Then comes Usec. Puno of the DILG claiming he was offered by Jueteng Lords P2 million a month (an amount Penoy said was "cheap", as if he knows very well the going rate for jueteng payolas. hmmmm). Puno claims he declined the offer, but refuses to identify these people who offered him money. He claims no law was broken, although i doubt if attempting to bribe a government official isn't a crime in itself. These two officials of the Penoy administration both have a lot to explain since the rumors, stories and whispers involving them in jueteng are growing loudereach day.
Could it be that these two are not in position by accident? Could it be that Bacalzo and Puno were put there through the insistence of the powerful bulong brigade? And if the powerful bulong birgade pushed Penoy to appoint Bacalzo and Puno to the 2 top posts that are responsible for eradicating jueteng, then it logically follows that some members of the bulong brigade might have vested interests in jueteng and would want the police and the DILG to be "in good hands".
Then comes the question everyone wants to ask: Could Penoy have received payola during his legislative term of office, and could he have received campaign contributions from Jueteng Lords? Is this the reason he was hesitant to say who his contributors were? Is this the real reason why Penoy is trying his best to ease out Sec. Robredo (a staunch anti-jueteng advocate) without making it look like a political maneuver?
Let's face it. Penoy's announcement that jueteng is not in his list of priorities, plus the fact that he refuses to investigate allegations by retired Bishop Cruz that his top ranking officials are involved in jueteng or are receiving jueteng payolas, raises many eyebrows.

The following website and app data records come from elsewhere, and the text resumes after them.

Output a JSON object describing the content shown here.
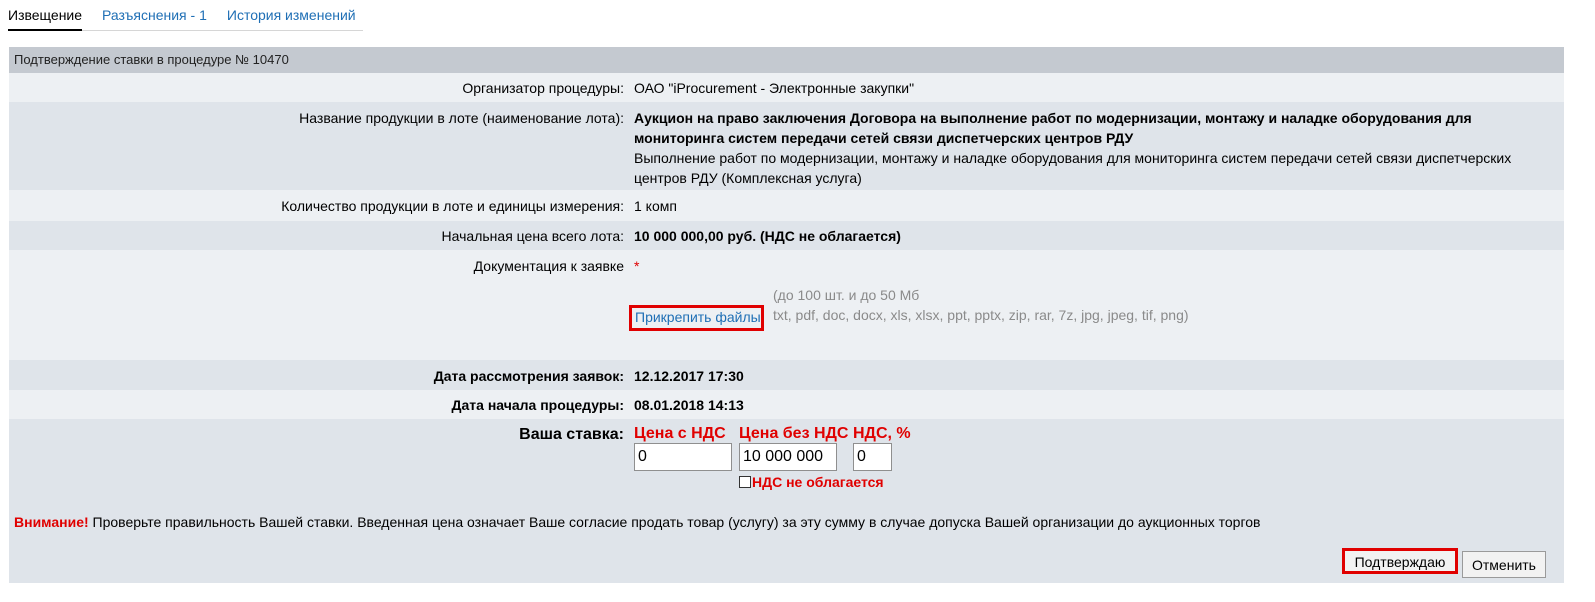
{
  "tabs": [
    {
      "label": "Извещение",
      "active": true
    },
    {
      "label": "Разъяснения - 1",
      "active": false
    },
    {
      "label": "История изменений",
      "active": false
    }
  ],
  "panel": {
    "header": "Подтверждение ставки в процедуре № 10470"
  },
  "fields": {
    "organizer_label": "Организатор процедуры:",
    "organizer_value": "ОАО \"iProcurement - Электронные закупки\"",
    "lot_label": "Название продукции в лоте (наименование лота):",
    "lot_title_line1": "Аукцион на право заключения Договора на выполнение работ по модернизации, монтажу и наладке оборудования для",
    "lot_title_line2": "мониторинга систем передачи сетей связи диспетчерских центров РДУ",
    "lot_desc_line1": "Выполнение работ по модернизации, монтажу и наладке оборудования для мониторинга систем передачи сетей связи диспетчерских",
    "lot_desc_line2": "центров РДУ (Комплексная услуга)",
    "quantity_label": "Количество продукции в лоте и единицы измерения:",
    "quantity_value": "1 комп",
    "price_label": "Начальная цена всего лота:",
    "price_value": "10 000 000,00 руб. (НДС не облагается)",
    "docs_label": "Документация к заявке",
    "docs_required": "*",
    "attach_link": "Прикрепить файлы",
    "attach_hint1": "(до 100 шт. и до 50 Мб",
    "attach_hint2": "txt, pdf, doc, docx, xls, xlsx, ppt, pptx, zip, rar, 7z, jpg, jpeg, tif, png)",
    "review_label": "Дата рассмотрения заявок:",
    "review_value": "12.12.2017 17:30",
    "start_label": "Дата начала процедуры:",
    "start_value": "08.01.2018 14:13"
  },
  "bid": {
    "label": "Ваша ставка:",
    "col_with_vat": "Цена с НДС",
    "col_without_vat": "Цена без НДС",
    "col_vat_percent": "НДС, %",
    "value_with_vat": "0",
    "value_without_vat": "10 000 000",
    "value_vat_percent": "0",
    "no_vat_checkbox_label": "НДС не облагается",
    "no_vat_checked": false
  },
  "warning": {
    "strong": "Внимание!",
    "text": " Проверьте правильность Вашей ставки. Введенная цена означает Ваше согласие продать товар (услугу) за эту сумму в случае допуска Вашей организации до аукционных торгов"
  },
  "buttons": {
    "confirm": "Подтверждаю",
    "cancel": "Отменить"
  }
}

No matter which way you look at it, the situation is highly suspect, and the president has a lot to explain with regards to his seeming refusal to investigate his own men. With his actions, many cannot be faulted into thinking that the jueteng payola has reached the top of the political heap.